Immune therapy for advanced bladder cancer yields promising results

May 31, 2014

A multi-center phase I study using an investigational drug for advanced bladder cancer patients who did not respond to other treatments has shown promising results in patients with certain tumor types, researchers report. Yale Cancer Center played a key role in the study, the results of which will be presented Saturday, May 31 at the 2014 annual conference of the American Society of Clinical Oncology (ASCO) in Chicago.

The trial included 68 people with previously treated advanced , including 30 patients identified as PD-L1 positive. PD-L1 is a protein expressed by many tumor types that can render the cancer invulnerable to . The patients in the study were treated with MPDL3280A, a drug being developed by Genentech, a member of the Roche group.

At six weeks, the objective response rate (ORR) was 43%; at 12 weeks, the ORR was 52% in patients with PD-L1-positive tumors. A complete response—one showing no evidence of tumors—was seen in 7% of PD-L1 patients. In patients with PD-L1-negative tumors, the response rate was 11%.

The results in advanced bladder cancer patients "point to a new era in cancer treatment for a disease that has not seen a major advancement since the introduction of cisplatin-based combination therapy in the 1980s," said the study's senior author Daniel P. Petrylak, M.D., professor of medicine and urology at Yale Cancer Center and Yale School of Medicine. "We look forward to opening the phase II trial at Yale in June to confirm these findings."

Yale Cancer Center enrolled 12 of the 68 patients on the trial at Smilow Cancer Hospital at Yale-New Haven.

Explore further: Biomarker identifies melanoma patients who may respond to immunotherapy MK-3475

Related Stories

Recommended for you

New method offers potential for uncovering how cancer begins

January 18, 2017

At Baylor College of Medicine, scientists have developed a method that allows them to accurately determine the genes expressed in single cells. Among other applications, this technique can be useful to study how cancerous ...

Study reveals why cancer cells spread within the body

January 17, 2017

Each day, more than 1,600 people die from cancer in the US, and 450 in the UK, mostly because the disease has spread beyond a stage when surgery is an effective cure and has become resistant to therapy. Despite decades of ...

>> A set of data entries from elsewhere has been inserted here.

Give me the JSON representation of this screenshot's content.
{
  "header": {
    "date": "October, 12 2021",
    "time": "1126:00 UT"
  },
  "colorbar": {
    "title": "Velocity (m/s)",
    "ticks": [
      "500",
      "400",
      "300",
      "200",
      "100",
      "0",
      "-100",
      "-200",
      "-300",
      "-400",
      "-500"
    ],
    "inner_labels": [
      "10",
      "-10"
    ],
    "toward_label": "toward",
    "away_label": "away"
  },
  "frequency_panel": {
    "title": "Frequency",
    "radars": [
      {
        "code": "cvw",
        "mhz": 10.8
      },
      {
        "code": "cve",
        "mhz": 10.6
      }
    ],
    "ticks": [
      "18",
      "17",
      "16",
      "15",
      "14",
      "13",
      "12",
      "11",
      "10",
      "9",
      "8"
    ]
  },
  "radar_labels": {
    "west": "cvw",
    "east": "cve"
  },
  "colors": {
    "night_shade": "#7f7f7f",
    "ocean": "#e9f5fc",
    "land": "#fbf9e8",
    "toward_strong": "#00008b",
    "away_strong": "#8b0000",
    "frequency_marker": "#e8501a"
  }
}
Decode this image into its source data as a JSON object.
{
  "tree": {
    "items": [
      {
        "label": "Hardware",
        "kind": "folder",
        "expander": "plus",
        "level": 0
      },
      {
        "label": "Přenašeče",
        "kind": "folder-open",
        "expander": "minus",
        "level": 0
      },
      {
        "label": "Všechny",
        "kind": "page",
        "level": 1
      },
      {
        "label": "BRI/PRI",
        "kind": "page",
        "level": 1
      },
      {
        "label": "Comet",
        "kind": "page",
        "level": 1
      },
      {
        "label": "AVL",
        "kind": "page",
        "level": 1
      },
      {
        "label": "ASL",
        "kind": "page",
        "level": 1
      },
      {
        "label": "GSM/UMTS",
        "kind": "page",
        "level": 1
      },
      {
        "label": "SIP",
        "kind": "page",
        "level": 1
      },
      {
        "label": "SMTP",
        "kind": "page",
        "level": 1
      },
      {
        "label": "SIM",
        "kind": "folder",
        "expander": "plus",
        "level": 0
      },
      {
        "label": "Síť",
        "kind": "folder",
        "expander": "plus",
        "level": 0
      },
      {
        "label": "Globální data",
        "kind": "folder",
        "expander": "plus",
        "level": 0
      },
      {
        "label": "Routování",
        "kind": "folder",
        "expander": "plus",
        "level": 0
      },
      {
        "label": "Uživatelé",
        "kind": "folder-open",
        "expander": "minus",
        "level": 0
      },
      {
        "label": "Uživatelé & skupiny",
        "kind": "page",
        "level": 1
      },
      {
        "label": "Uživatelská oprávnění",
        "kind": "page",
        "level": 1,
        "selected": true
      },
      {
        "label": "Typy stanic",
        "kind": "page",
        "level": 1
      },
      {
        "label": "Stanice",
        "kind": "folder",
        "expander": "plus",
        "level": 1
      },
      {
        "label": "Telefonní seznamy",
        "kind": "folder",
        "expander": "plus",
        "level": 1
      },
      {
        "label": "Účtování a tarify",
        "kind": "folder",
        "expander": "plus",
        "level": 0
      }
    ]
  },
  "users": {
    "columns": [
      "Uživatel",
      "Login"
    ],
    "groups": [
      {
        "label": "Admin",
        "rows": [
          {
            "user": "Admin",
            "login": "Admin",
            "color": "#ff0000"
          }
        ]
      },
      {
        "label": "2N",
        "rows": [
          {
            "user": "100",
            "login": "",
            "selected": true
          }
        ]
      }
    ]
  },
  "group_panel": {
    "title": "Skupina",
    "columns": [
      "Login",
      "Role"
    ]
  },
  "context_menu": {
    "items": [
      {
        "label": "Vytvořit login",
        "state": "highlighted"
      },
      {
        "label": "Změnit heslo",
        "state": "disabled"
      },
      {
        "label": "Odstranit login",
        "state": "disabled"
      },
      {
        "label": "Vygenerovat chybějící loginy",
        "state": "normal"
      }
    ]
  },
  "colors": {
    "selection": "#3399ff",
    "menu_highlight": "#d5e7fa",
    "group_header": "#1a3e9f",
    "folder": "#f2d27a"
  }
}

0 comments

Please sign in to add a comment. Registration is free, and takes less than a minute. Read more

Click here to reset your password.
Sign in to get notified via email when new comments are made.